Perl is a dialecting programming language.
A dialecticing language is a super-set of a multi-paradigm language. Lisp is another dialecting language.
Unlike lisp, where everything looks like an s-exp, a Perl dialect will look ridiculously different from Perl.
Officially, I think we can recognize the following dialects of Perl
- Perl[1-4] : the Perl that everyone hates
- CPAN perl : a dialect of Perl, which emerged with maintainability, readability and reusability as the core concern. (The changes introduced in Perl5 started the dialecting trend in Perl)
- Perl5.[10-14+] aka Modern Perl : another dialect of Perl, now recommended for both script writers and cpan users. Modern Perl is that which adhres to the Grammar Nazi.

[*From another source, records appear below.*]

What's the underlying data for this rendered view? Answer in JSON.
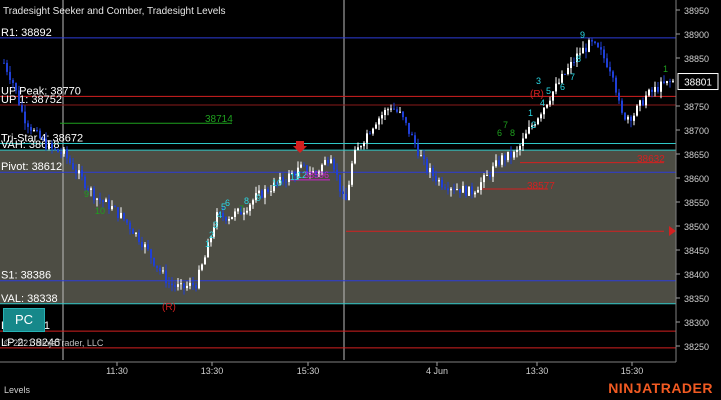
{
  "window": {
    "title": "Tradesight Seeker and Comber, Tradesight Levels",
    "footer_label": "Levels",
    "copyright": "© 2021 NinjaTrader, LLC",
    "brand": "NINJATRADER",
    "pc_button": "PC"
  },
  "colors": {
    "background": "#000000",
    "band_fill": "#5b5a50",
    "up_bar": "#ffffff",
    "down_bar": "#1f3fd6",
    "r1_line": "#2c3cd8",
    "pivot_line": "#2c3cd8",
    "val_line": "#2fc8c8",
    "vah_line": "#2fc8c8",
    "red_line": "#d42020",
    "brand": "#f15a22"
  },
  "chart_data": {
    "type": "candlestick",
    "instrument_price_range": [
      38225,
      38975
    ],
    "last_price": 38801,
    "price_axis_ticks": [
      38950,
      38900,
      38850,
      38801,
      38750,
      38700,
      38650,
      38600,
      38550,
      38500,
      38450,
      38400,
      38350,
      38300,
      38250
    ],
    "time_axis_ticks": [
      "11:30",
      "13:30",
      "15:30",
      "4 Jun",
      "13:30",
      "15:30"
    ],
    "levels": [
      {
        "name": "R1",
        "label": "R1: 38892",
        "price": 38892,
        "color": "#2c3cd8"
      },
      {
        "name": "UP peak",
        "label": "UP Peak: 38770",
        "price": 38770,
        "color": "#d42020"
      },
      {
        "name": "UP 1",
        "label": "UP 1: 38752",
        "price": 38752,
        "color": "#8a1a1a"
      },
      {
        "name": "Tri-Star",
        "label": "Tri-Star 4: 38672",
        "price": 38672,
        "color": "#2fc8c8"
      },
      {
        "name": "VAH",
        "label": "VAH: 38658",
        "price": 38658,
        "color": "#2fc8c8"
      },
      {
        "name": "Pivot",
        "label": "Pivot: 38612",
        "price": 38612,
        "color": "#2c3cd8"
      },
      {
        "name": "S1",
        "label": "S1: 38386",
        "price": 38386,
        "color": "#2c3cd8"
      },
      {
        "name": "VAL",
        "label": "VAL: 38338",
        "price": 38338,
        "color": "#2fc8c8"
      },
      {
        "name": "L1",
        "label": "L1: 38281",
        "price": 38281,
        "color": "#d42020"
      },
      {
        "name": "LP",
        "label": "LP 2: 38246",
        "price": 38246,
        "color": "#d42020"
      }
    ],
    "annotations": [
      {
        "text": "38714",
        "color": "#1ea01e"
      },
      {
        "text": "38596",
        "color": "#d020d0"
      },
      {
        "text": "38632",
        "color": "#d42020"
      },
      {
        "text": "38577",
        "color": "#d42020"
      },
      {
        "text": "(R)",
        "color": "#d42020"
      },
      {
        "text": "(R)",
        "color": "#d42020"
      }
    ]
  }
}
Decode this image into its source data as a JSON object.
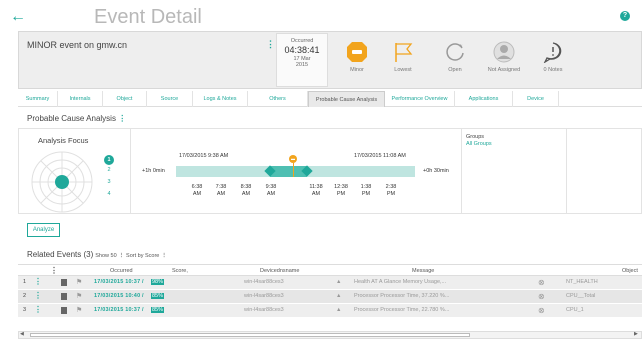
{
  "page": {
    "title": "Event Detail",
    "back_icon": "arrow-left-icon",
    "help_icon": "help-icon"
  },
  "event": {
    "name": "MINOR event on gmw.cn",
    "occurred_label": "Occurred",
    "occurred_time": "04:38:41",
    "occurred_date": "17 Mar",
    "occurred_year": "2015"
  },
  "status": [
    {
      "label": "Minor",
      "icon": "severity-icon",
      "color": "#f2a41d"
    },
    {
      "label": "Lowest",
      "icon": "flag-icon",
      "color": "#f2a41d"
    },
    {
      "label": "Open",
      "icon": "open-status-icon",
      "color": "#999999"
    },
    {
      "label": "Not Assigned",
      "icon": "user-icon",
      "color": "#999999"
    },
    {
      "label": "0 Notes",
      "icon": "notes-icon",
      "color": "#555555"
    }
  ],
  "tabs": [
    {
      "label": "Summary"
    },
    {
      "label": "Internals"
    },
    {
      "label": "Object"
    },
    {
      "label": "Source"
    },
    {
      "label": "Logs & Notes"
    },
    {
      "label": "Others"
    },
    {
      "label": "Probable Cause Analysis",
      "active": true
    },
    {
      "label": "Performance Overview"
    },
    {
      "label": "Applications"
    },
    {
      "label": "Device"
    }
  ],
  "analysis": {
    "title": "Probable Cause Analysis",
    "focus_title": "Analysis Focus",
    "levels": [
      "1",
      "2",
      "3",
      "4"
    ],
    "groups_label": "Groups",
    "groups_link": "All Groups",
    "timeline": {
      "start_label": "17/03/2015 9:38 AM",
      "end_label": "17/03/2015 11:08 AM",
      "minus_label": "+1h 0min",
      "plus_label": "+0h 30min",
      "ticks": [
        {
          "time": "6:38",
          "ampm": "AM"
        },
        {
          "time": "7:38",
          "ampm": "AM"
        },
        {
          "time": "8:38",
          "ampm": "AM"
        },
        {
          "time": "9:38",
          "ampm": "AM"
        },
        {
          "time": "11:38",
          "ampm": "AM"
        },
        {
          "time": "12:38",
          "ampm": "PM"
        },
        {
          "time": "1:38",
          "ampm": "PM"
        },
        {
          "time": "2:38",
          "ampm": "PM"
        }
      ]
    },
    "analyze_button": "Analyze"
  },
  "related": {
    "title": "Related Events (3)",
    "show": "Show 50",
    "sort": "Sort by Score",
    "columns": {
      "occurred": "Occurred",
      "score": "Score,",
      "device": "Devicednsname",
      "message": "Message",
      "object": "Object"
    },
    "rows": [
      {
        "num": "1",
        "occurred": "17/03/2015 10:37 /",
        "score": "98%",
        "device": "win-l4sar88ces3",
        "message": "Health AT A Glance Memory Usage,...",
        "object": "NT_HEALTH"
      },
      {
        "num": "2",
        "occurred": "17/03/2015 10:40 /",
        "score": "85%",
        "device": "win-l4sar88ces3",
        "message": "Processor Processor Time, 37.220 %...",
        "object": "CPU__Total"
      },
      {
        "num": "3",
        "occurred": "17/03/2015 10:37 /",
        "score": "85%",
        "device": "win-l4sar88ces3",
        "message": "Processor Processor Time, 22.780 %...",
        "object": "CPU_1"
      }
    ]
  },
  "colors": {
    "accent": "#1fa89a",
    "warning": "#f2a41d"
  }
}
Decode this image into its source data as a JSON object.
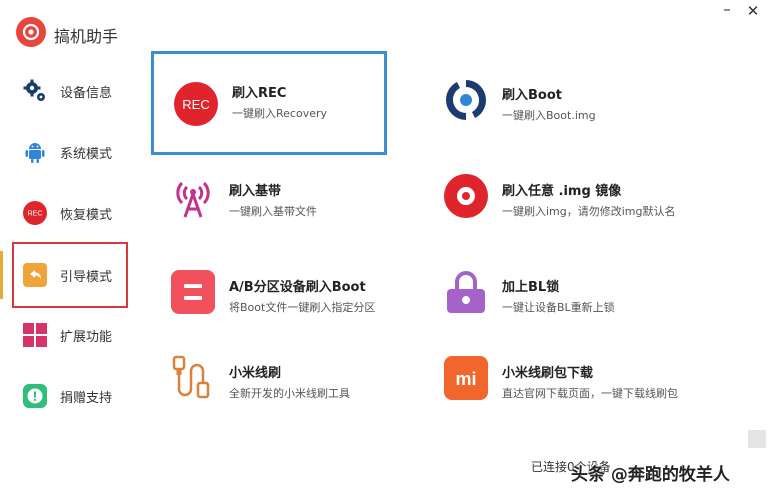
{
  "app": {
    "title": "搞机助手"
  },
  "window": {
    "minimize": "–",
    "close": "✕"
  },
  "sidebar": {
    "items": [
      {
        "label": "设备信息",
        "icon": "gears-icon"
      },
      {
        "label": "系统模式",
        "icon": "android-icon"
      },
      {
        "label": "恢复模式",
        "icon": "rec-icon"
      },
      {
        "label": "引导模式",
        "icon": "back-arrow-icon"
      },
      {
        "label": "扩展功能",
        "icon": "grid-icon"
      },
      {
        "label": "捐赠支持",
        "icon": "donate-icon"
      }
    ]
  },
  "cards": [
    {
      "title": "刷入REC",
      "desc": "一键刷入Recovery",
      "icon_text": "REC"
    },
    {
      "title": "刷入Boot",
      "desc": "一键刷入Boot.img"
    },
    {
      "title": "刷入基带",
      "desc": "一键刷入基带文件"
    },
    {
      "title": "刷入任意 .img 镜像",
      "desc": "一键刷入img，请勿修改img默认名"
    },
    {
      "title": "A/B分区设备刷入Boot",
      "desc": "将Boot文件一键刷入指定分区"
    },
    {
      "title": "加上BL锁",
      "desc": "一键让设备BL重新上锁"
    },
    {
      "title": "小米线刷",
      "desc": "全新开发的小米线刷工具"
    },
    {
      "title": "小米线刷包下载",
      "desc": "直达官网下载页面，一键下载线刷包",
      "icon_text": "mi"
    }
  ],
  "status": {
    "text": "已连接0个设备"
  },
  "watermark": "头条 @奔跑的牧羊人",
  "colors": {
    "accent_red": "#e8453c",
    "selection_blue": "#3b8fd1",
    "active_border": "#d9363e",
    "navy": "#1c3b70",
    "pink": "#c2318f",
    "coral": "#f0515d",
    "purple": "#a363c9",
    "orange": "#f0662d",
    "lock_orange": "#d9823a"
  }
}
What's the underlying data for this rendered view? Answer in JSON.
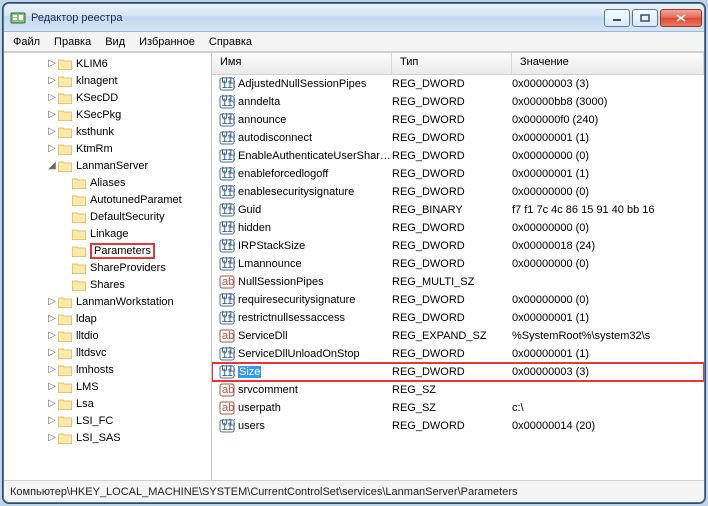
{
  "title": "Редактор реестра",
  "menu": [
    "Файл",
    "Правка",
    "Вид",
    "Избранное",
    "Справка"
  ],
  "columns": {
    "name": "Имя",
    "type": "Тип",
    "data": "Значение"
  },
  "tree": [
    {
      "indent": 3,
      "expand": "▷",
      "label": "KLIM6"
    },
    {
      "indent": 3,
      "expand": "▷",
      "label": "klnagent"
    },
    {
      "indent": 3,
      "expand": "▷",
      "label": "KSecDD"
    },
    {
      "indent": 3,
      "expand": "▷",
      "label": "KSecPkg"
    },
    {
      "indent": 3,
      "expand": "▷",
      "label": "ksthunk"
    },
    {
      "indent": 3,
      "expand": "▷",
      "label": "KtmRm"
    },
    {
      "indent": 3,
      "expand": "◢",
      "label": "LanmanServer"
    },
    {
      "indent": 4,
      "expand": "",
      "label": "Aliases"
    },
    {
      "indent": 4,
      "expand": "",
      "label": "AutotunedParamet"
    },
    {
      "indent": 4,
      "expand": "",
      "label": "DefaultSecurity"
    },
    {
      "indent": 4,
      "expand": "",
      "label": "Linkage"
    },
    {
      "indent": 4,
      "expand": "",
      "label": "Parameters",
      "highlight": true
    },
    {
      "indent": 4,
      "expand": "",
      "label": "ShareProviders"
    },
    {
      "indent": 4,
      "expand": "",
      "label": "Shares"
    },
    {
      "indent": 3,
      "expand": "▷",
      "label": "LanmanWorkstation"
    },
    {
      "indent": 3,
      "expand": "▷",
      "label": "ldap"
    },
    {
      "indent": 3,
      "expand": "▷",
      "label": "lltdio"
    },
    {
      "indent": 3,
      "expand": "▷",
      "label": "lltdsvc"
    },
    {
      "indent": 3,
      "expand": "▷",
      "label": "lmhosts"
    },
    {
      "indent": 3,
      "expand": "▷",
      "label": "LMS"
    },
    {
      "indent": 3,
      "expand": "▷",
      "label": "Lsa"
    },
    {
      "indent": 3,
      "expand": "▷",
      "label": "LSI_FC"
    },
    {
      "indent": 3,
      "expand": "▷",
      "label": "LSI_SAS"
    }
  ],
  "values": [
    {
      "icon": "dword",
      "name": "AdjustedNullSessionPipes",
      "type": "REG_DWORD",
      "data": "0x00000003 (3)"
    },
    {
      "icon": "dword",
      "name": "anndelta",
      "type": "REG_DWORD",
      "data": "0x00000bb8 (3000)"
    },
    {
      "icon": "dword",
      "name": "announce",
      "type": "REG_DWORD",
      "data": "0x000000f0 (240)"
    },
    {
      "icon": "dword",
      "name": "autodisconnect",
      "type": "REG_DWORD",
      "data": "0x00000001 (1)"
    },
    {
      "icon": "dword",
      "name": "EnableAuthenticateUserShar…",
      "type": "REG_DWORD",
      "data": "0x00000000 (0)"
    },
    {
      "icon": "dword",
      "name": "enableforcedlogoff",
      "type": "REG_DWORD",
      "data": "0x00000001 (1)"
    },
    {
      "icon": "dword",
      "name": "enablesecuritysignature",
      "type": "REG_DWORD",
      "data": "0x00000000 (0)"
    },
    {
      "icon": "dword",
      "name": "Guid",
      "type": "REG_BINARY",
      "data": "f7 f1 7c 4c 86 15 91 40 bb 16"
    },
    {
      "icon": "dword",
      "name": "hidden",
      "type": "REG_DWORD",
      "data": "0x00000000 (0)"
    },
    {
      "icon": "dword",
      "name": "IRPStackSize",
      "type": "REG_DWORD",
      "data": "0x00000018 (24)"
    },
    {
      "icon": "dword",
      "name": "Lmannounce",
      "type": "REG_DWORD",
      "data": "0x00000000 (0)"
    },
    {
      "icon": "sz",
      "name": "NullSessionPipes",
      "type": "REG_MULTI_SZ",
      "data": ""
    },
    {
      "icon": "dword",
      "name": "requiresecuritysignature",
      "type": "REG_DWORD",
      "data": "0x00000000 (0)"
    },
    {
      "icon": "dword",
      "name": "restrictnullsessaccess",
      "type": "REG_DWORD",
      "data": "0x00000001 (1)"
    },
    {
      "icon": "sz",
      "name": "ServiceDll",
      "type": "REG_EXPAND_SZ",
      "data": "%SystemRoot%\\system32\\s"
    },
    {
      "icon": "dword",
      "name": "ServiceDllUnloadOnStop",
      "type": "REG_DWORD",
      "data": "0x00000001 (1)"
    },
    {
      "icon": "dword",
      "name": "Size",
      "type": "REG_DWORD",
      "data": "0x00000003 (3)",
      "selected": true,
      "highlight": true
    },
    {
      "icon": "sz",
      "name": "srvcomment",
      "type": "REG_SZ",
      "data": ""
    },
    {
      "icon": "sz",
      "name": "userpath",
      "type": "REG_SZ",
      "data": "c:\\"
    },
    {
      "icon": "dword",
      "name": "users",
      "type": "REG_DWORD",
      "data": "0x00000014 (20)"
    }
  ],
  "statusbar": "Компьютер\\HKEY_LOCAL_MACHINE\\SYSTEM\\CurrentControlSet\\services\\LanmanServer\\Parameters"
}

Using BEGIN and END blocks you can write Perl like awk.
Higher Order Perl by mjd gives Perl a functional spin.
A dialecting programming language has good consequences
- Speaking it, Writing it is fun
- Experimentation and all the good things it leads to
- Adaptability (This is by far the biggest asset of perl)
- Freedom of expression reigns supreme
- The possible "solution space" is broader
- Good practices change with the discovery of new solutions
The terrible consequences
- A dialect puts a strain on the parent community
- Old dialects die hard
- Debugging is a pain
- Translation is difficult
- There is an initial training cost involved in learning a new dialect (but not too much)
- "Code is foreverrrrrrrrrrrrrrrrrrrrrrrrrrrrrrrrrrrrrrrrrrrrrrrrr"
- A dialect, can become embedded in a local community
Both good and terrible
- A module in CPAN has the potential to completely affect the way you think or write in Perl. (For the paranoid, an experimental dialect always comes with bells and whistles)
This is problem that Perl shares with Lisp. And frankly perl is becoming more lisp like with reader-macros.
Any one who wants to be a Perl developer _has_ to come to terms with this basterd nature of Perl.